The Waterford group SHARE (Save the Family Home and Restore Esteem) which supports those in mortgage arrears, says the stress of court proceedings is having a major impact on people’s mental and physical health.
Almost 30 home repossession cases appeared before the Court in Waterford this week (Monday 12/2/18.)
The latest figures from the Central Bank which date back to September 2017, showed that the number of Irish people in mortgage arrears continued to decline.
However, there were still over 72 thousand households behind on payments for their family home, and a further 13 thousand buy-to-let holders in arrears.
Vivienne is one of those behind the group SHARE, which provides support and information for those going through court proceedings.
“We are aware of a number of cases of suicide,” she says, “we see people who are ashamed, people who’ve had to have stents due to the pressure, people who have cancer and are attending court. We’ve seen mental health issues because of this.”
Vivienne says that there is a parallel between the issue of home repossession and the campaign for 24/7 cardiac care at University Hospital Waterford.
“The attitude of ‘if it doesn’t affect me, I’m going to do nothing about it’ has to stop. We all know someone who is dealing with this. The shame has to stop.”
It’s a sentiment echoed by SHARE member Seán.
“People are not criminals for not being able to pay their mortgage,” he says, “these are civil cases that are contracts you take on with the bank. If the contract has been broken by either side, there has to be a solution to it.”
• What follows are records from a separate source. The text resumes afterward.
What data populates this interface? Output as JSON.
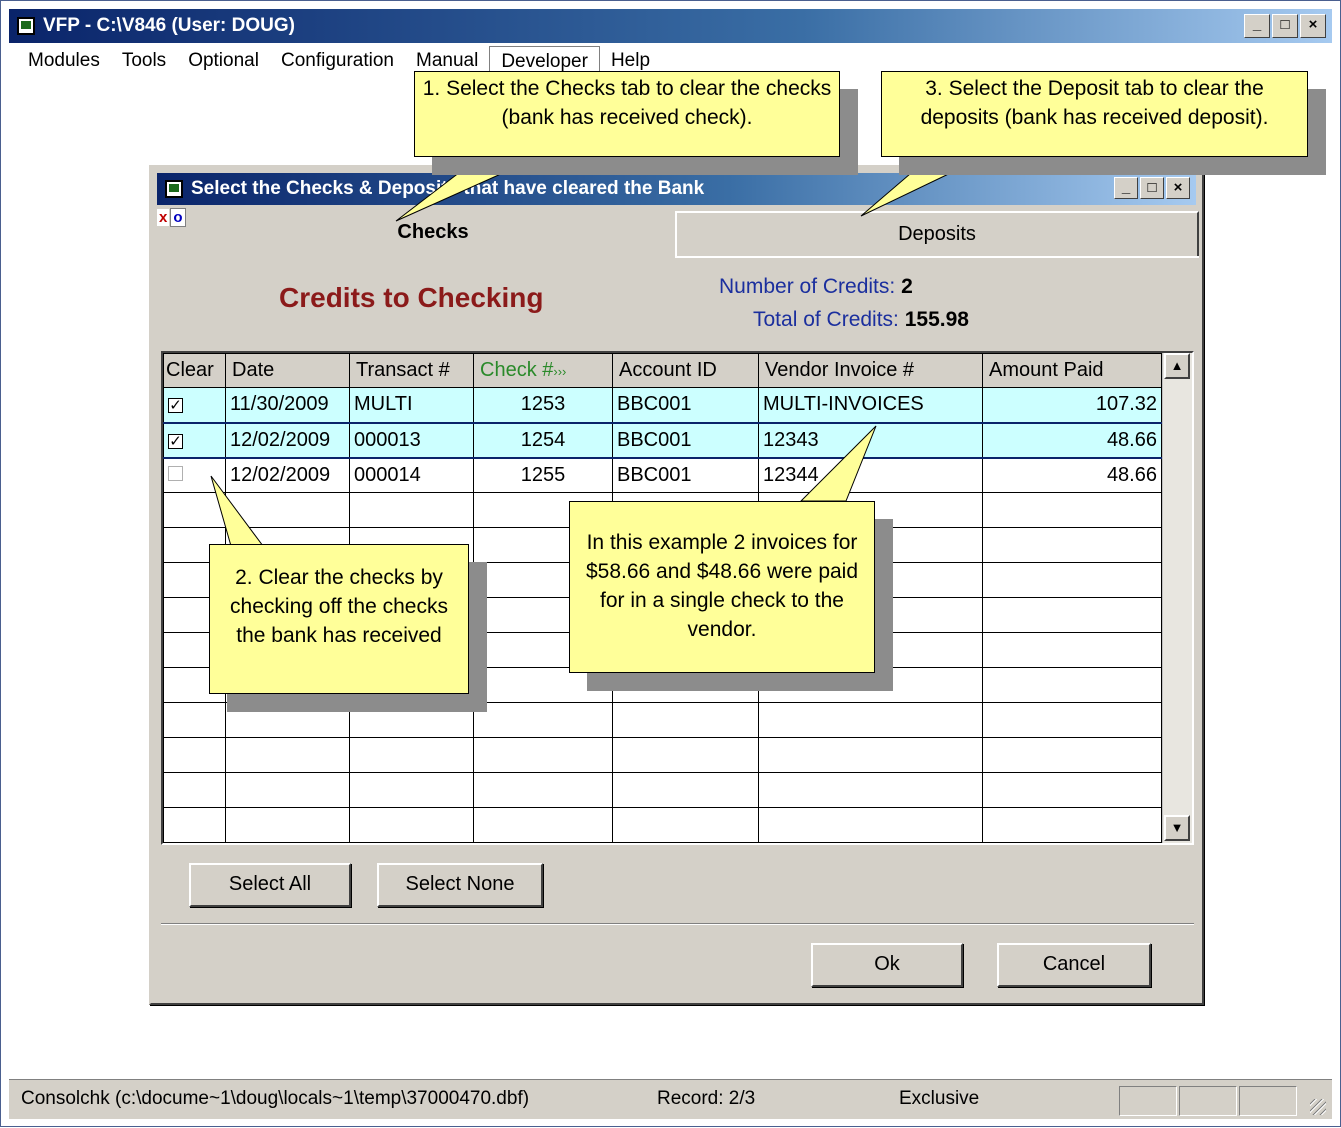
{
  "main_window": {
    "title": "VFP - C:\\V846  (User: DOUG)",
    "menu": [
      "Modules",
      "Tools",
      "Optional",
      "Configuration",
      "Manual",
      "Developer",
      "Help"
    ],
    "window_buttons": {
      "minimize": "_",
      "maximize": "□",
      "close": "×"
    }
  },
  "dialog": {
    "title": "Select the Checks & Deposits that have cleared the Bank",
    "toolbar_x": "x",
    "toolbar_o": "o",
    "tabs": [
      {
        "label": "Checks",
        "active": true
      },
      {
        "label": "Deposits",
        "active": false
      }
    ],
    "heading": "Credits to Checking",
    "number_of_credits_label": "Number of Credits:",
    "number_of_credits_value": "2",
    "total_of_credits_label": "Total of Credits:",
    "total_of_credits_value": "155.98",
    "grid": {
      "columns": [
        "Clear",
        "Date",
        "Transact #",
        "Check #",
        "Account ID",
        "Vendor Invoice #",
        "Amount Paid"
      ],
      "check_sort_marker": "›››",
      "rows": [
        {
          "clear": true,
          "date": "11/30/2009",
          "transact": "MULTI",
          "check": "1253",
          "account": "BBC001",
          "invoice": "MULTI-INVOICES",
          "amount": "107.32"
        },
        {
          "clear": true,
          "date": "12/02/2009",
          "transact": "000013",
          "check": "1254",
          "account": "BBC001",
          "invoice": "12343",
          "amount": "48.66"
        },
        {
          "clear": false,
          "date": "12/02/2009",
          "transact": "000014",
          "check": "1255",
          "account": "BBC001",
          "invoice": "12344",
          "amount": "48.66"
        }
      ],
      "selected_row": 2
    },
    "buttons": {
      "select_all": "Select All",
      "select_none": "Select None",
      "ok": "Ok",
      "cancel": "Cancel"
    }
  },
  "callouts": {
    "one": "1. Select the Checks tab to clear the checks (bank has received check).",
    "two": "2. Clear the checks by checking off the checks the bank has received",
    "three": "3. Select the Deposit tab to clear the deposits (bank has received deposit).",
    "example": "In this example 2 invoices for $58.66 and $48.66 were paid for in a single check to the vendor."
  },
  "status_bar": {
    "file": "Consolchk (c:\\docume~1\\doug\\locals~1\\temp\\37000470.dbf)",
    "record": "Record: 2/3",
    "mode": "Exclusive"
  },
  "colors": {
    "heading": "#8b1a1a",
    "credit_labels": "#1b2f9e",
    "check_header": "#2a8a2a",
    "highlight_row": "#ccffff",
    "callout_fill": "#ffff99"
  }
}
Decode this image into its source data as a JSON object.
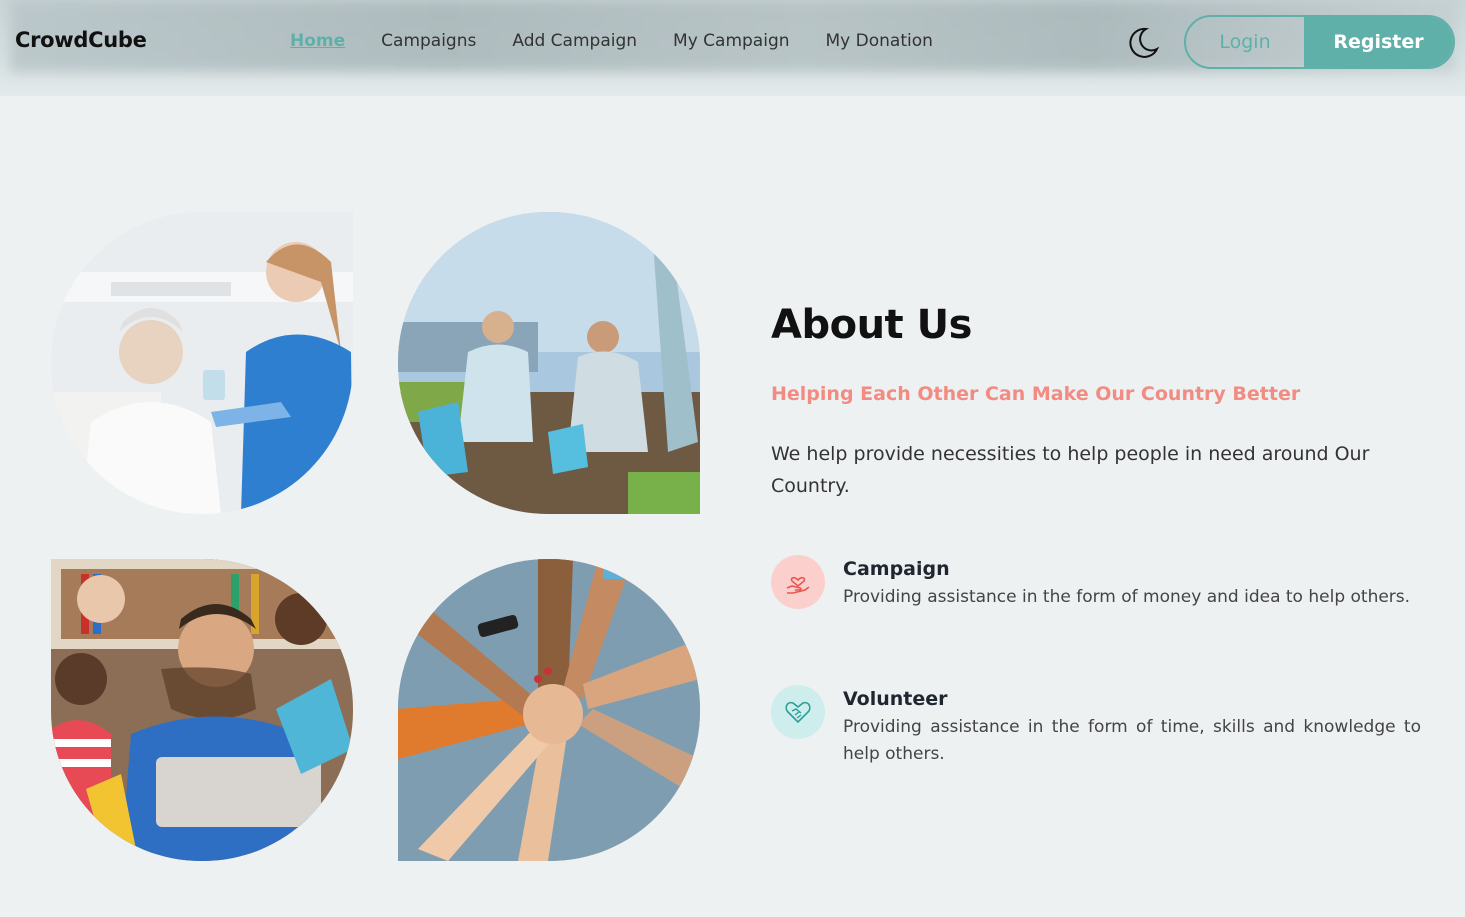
{
  "header": {
    "logo": "CrowdCube",
    "nav": [
      {
        "label": "Home",
        "active": true
      },
      {
        "label": "Campaigns",
        "active": false
      },
      {
        "label": "Add Campaign",
        "active": false
      },
      {
        "label": "My Campaign",
        "active": false
      },
      {
        "label": "My Donation",
        "active": false
      }
    ],
    "theme_icon": "moon-icon",
    "login_label": "Login",
    "register_label": "Register"
  },
  "images": [
    {
      "name": "photo-nurse-elderly",
      "icon": "photo"
    },
    {
      "name": "photo-volunteers-cleanup",
      "icon": "photo"
    },
    {
      "name": "photo-teacher-children",
      "icon": "photo"
    },
    {
      "name": "photo-hands-together",
      "icon": "photo"
    }
  ],
  "about": {
    "title": "About Us",
    "tagline": "Helping Each Other Can Make Our Country Better",
    "description": "We help provide necessities to help people in need around Our Country.",
    "features": [
      {
        "title": "Campaign",
        "text": "Providing assistance in the form of money and idea to help others.",
        "icon": "heart-hand-icon"
      },
      {
        "title": "Volunteer",
        "text": "Providing assistance in the form of time, skills and knowledge to help others.",
        "icon": "handshake-heart-icon"
      }
    ]
  },
  "colors": {
    "accent": "#5fb0a8",
    "tagline": "#f28b82",
    "background": "#eef1f2"
  }
}
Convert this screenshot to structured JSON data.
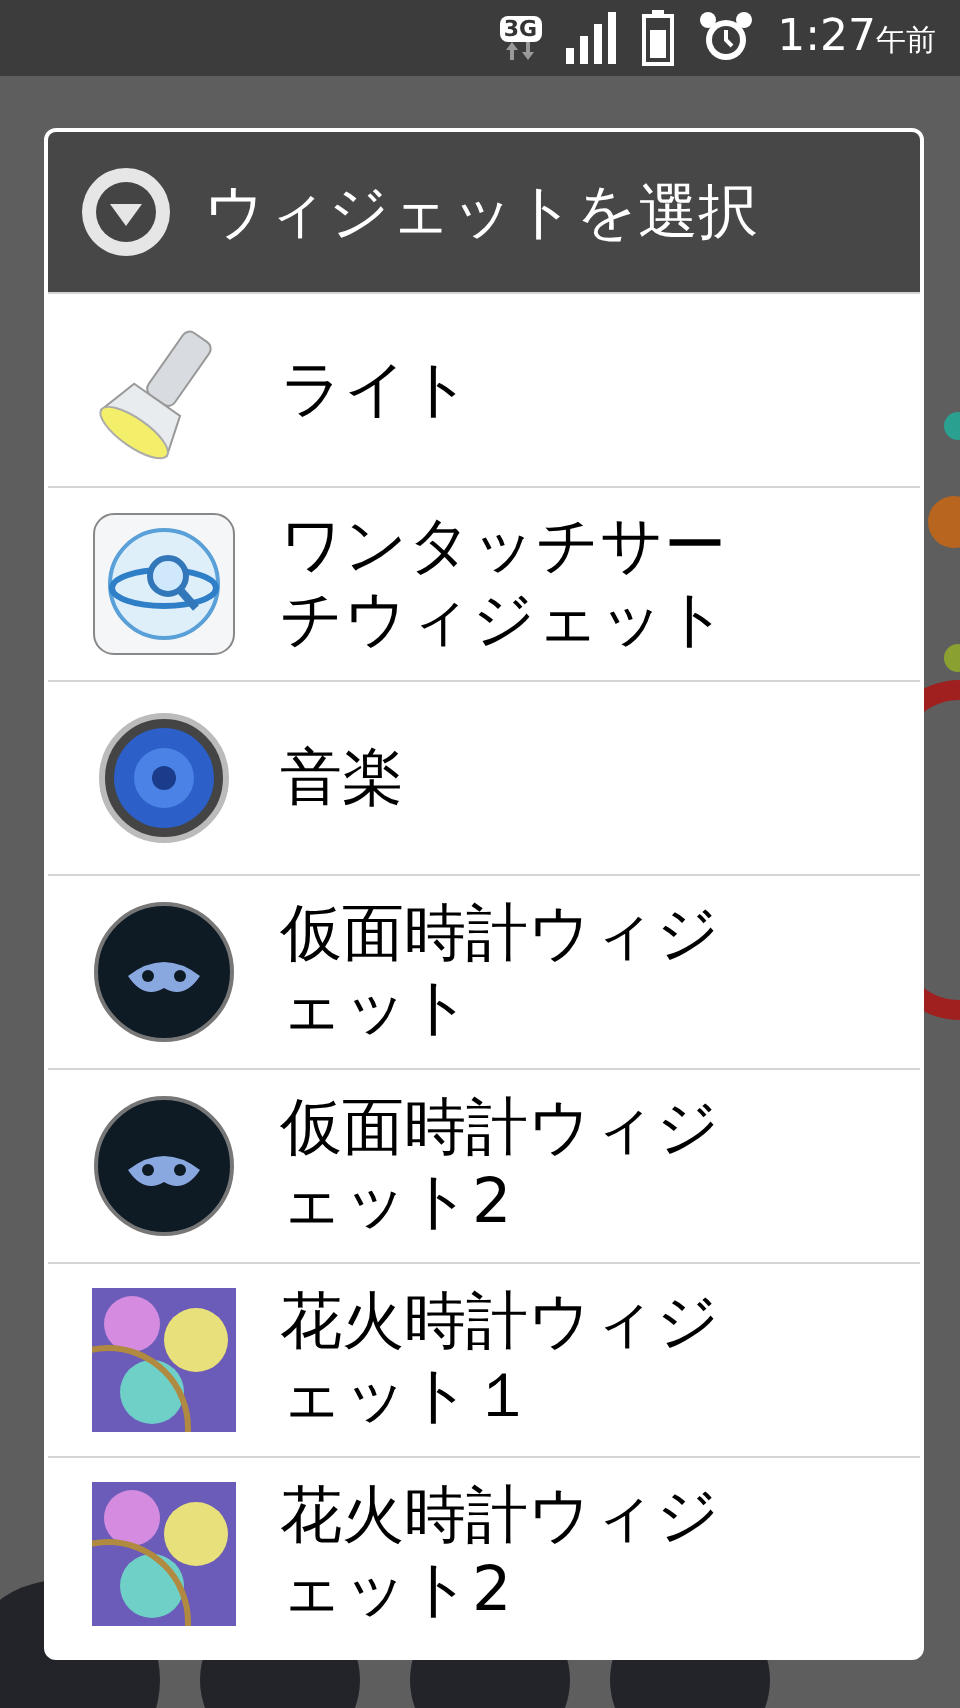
{
  "status_bar": {
    "network": "3G",
    "time": "1:27",
    "ampm": "午前"
  },
  "dialog": {
    "title": "ウィジェットを選択",
    "items": [
      {
        "kind": "flashlight",
        "label": "ライト"
      },
      {
        "kind": "search",
        "label": "ワンタッチサーチウィジェット"
      },
      {
        "kind": "speaker",
        "label": "音楽"
      },
      {
        "kind": "mask",
        "label": "仮面時計ウィジェット"
      },
      {
        "kind": "mask",
        "label": "仮面時計ウィジェット2"
      },
      {
        "kind": "fireworks",
        "label": "花火時計ウィジェット１"
      },
      {
        "kind": "fireworks",
        "label": "花火時計ウィジェット2"
      }
    ]
  }
}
“People are going into court with this fear that they’ve committed a crime, but they haven’t, they’re just trying to survive.”